The production featured an English translation by Sharon, intimate instrumental arrangements ranging from solo cello to chamber ensemble by Edward Windels, and original music by sound artist Lewis Pesacov. “As you navigate a tight corner,” Chicago Tribune critic Chris Jones noted, “you may have to take care not to hit a cellist.”

In Jason H. Thompson and Kaitlyn Pietras’s scenic design, the Rhine was invoked by shimmering lengths of blue fabric, with a trio of Rhinemaidens apparently swathed in the same material. Indeed, some of the costumes had been borrowed from Lyric Opera of Chicago’s canceled Ring Cycle. Poetic narration was performed in Detroit by poet Marsha Music (playing the part of the earth mother Erda) and in Chicago by avery r. young (as Erda’s offspring, the Norns). 

For Siegfried’s funeral procession, vehicles followed a hearse through a space lit by dancing flashlights and hundreds of electric candles, with the funeral music—appropriately for the birthplace of Motown—given a thoroughly funky rearrangement by Pesacov, replete with the comical thwacks of a vibraslap. The show culminated, gloriously, with Brünnhilde’s entrance in a Ford Mustang. As vehicles filed out of the venue, the radio signal grew increasingly faint, the music eventually being subsumed by static.

The Detroit performances accommodated more than 400 cars, with 250 driving through in Chicago; by late August, the filmed version had been streamed nearly 3,000 times.

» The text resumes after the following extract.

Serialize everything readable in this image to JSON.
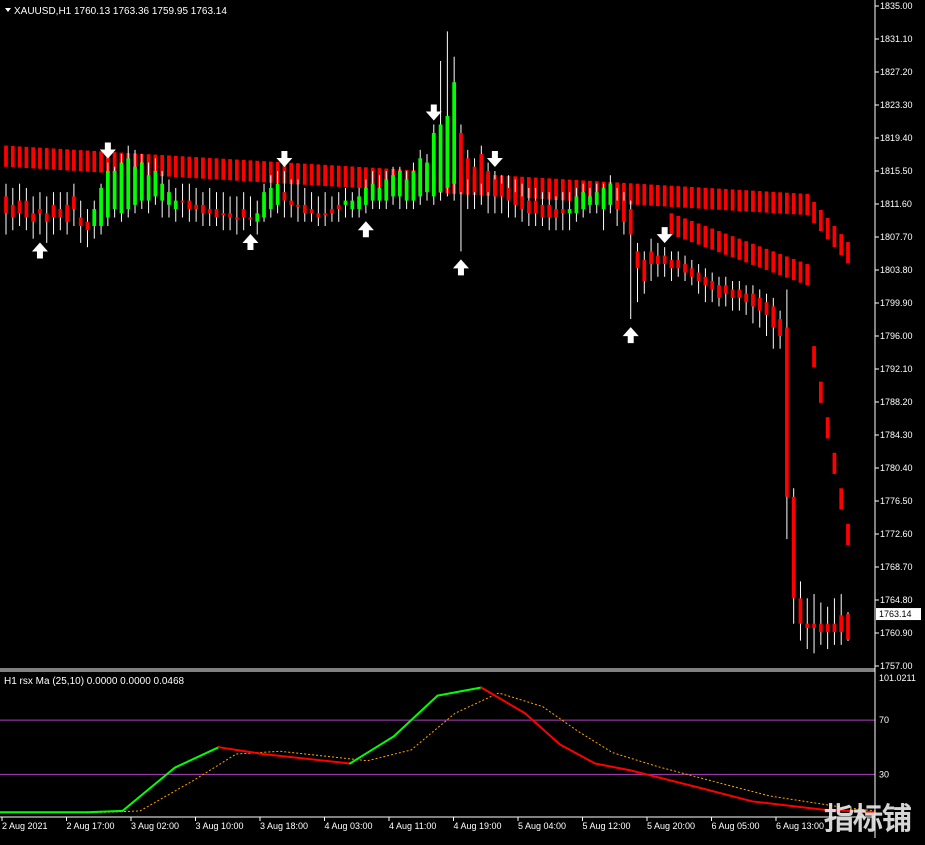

Though born out of pandemic-enforced necessity, critics agreed that the show—indeed the art form itself—had been invigorated by the limitations rather than compromised by them. Jennifer Golz in Opera News called it “a glimpse of what opera can be in its next century.” The Wall Street Journal’s Heidi Waleson deemed it “an encouraging harbinger of opera’s future and our own.”

Twilight: Gods arguably signaled the way forward in more ways than one. In the wake of racial unrest across the U.S., critics were quick to note that the casts were comprised predominantly of performers of color. A similar learning curve seemed evident in the two iterations, months apart, of the New York Philharmonic’s Bandwagon project. 

On weekends in August through October 2020, the Bandwagon, a red Ford F-250 truck, traveled across New York’s five boroughs, presenting nine pull-over, pop-up concerts every week for eight weeks. The 81 unannounced concerts were serendipitous treats for unsuspecting audiences. But Bandwagon 2, which hit the road in April 2021—the same month all American adults became eligible for a COVID-19 vaccine—was something new again.

This time, the Philharmonic partnered with six New York institutions—A Better Jamaica, Casita Maria Center for Arts & Education, El Puente, Flushing Town Hall, Groundswell, and National Black Theatre—to highlight the work of local artists. There was a freestyle dance battle, a tag-team DJ set, poetry readings, and spoken word and, more broadly, a feeling of engagement with communities perhaps less familiar with the hallowed halls of Lincoln Center. 

At a time when the worlds of classical music and opera were forced to reset, perhaps the most lasting and meaningful pandemic-era pivot was a greater commitment to issues of accessibility, diversity, and equality. “We have discovered new harmonies,” Bandwagon creator and Executive Producer Anthony Roth Costanzo said in a statement, “and found different approaches not only to making music,
but to listening.” •

Darryn King is a freelance journalist and Trivial Pursuit question writer based in New York. His work appears in publications including the New York Times, the Wall Street Journal, The Atlantic, and Vanity Fair.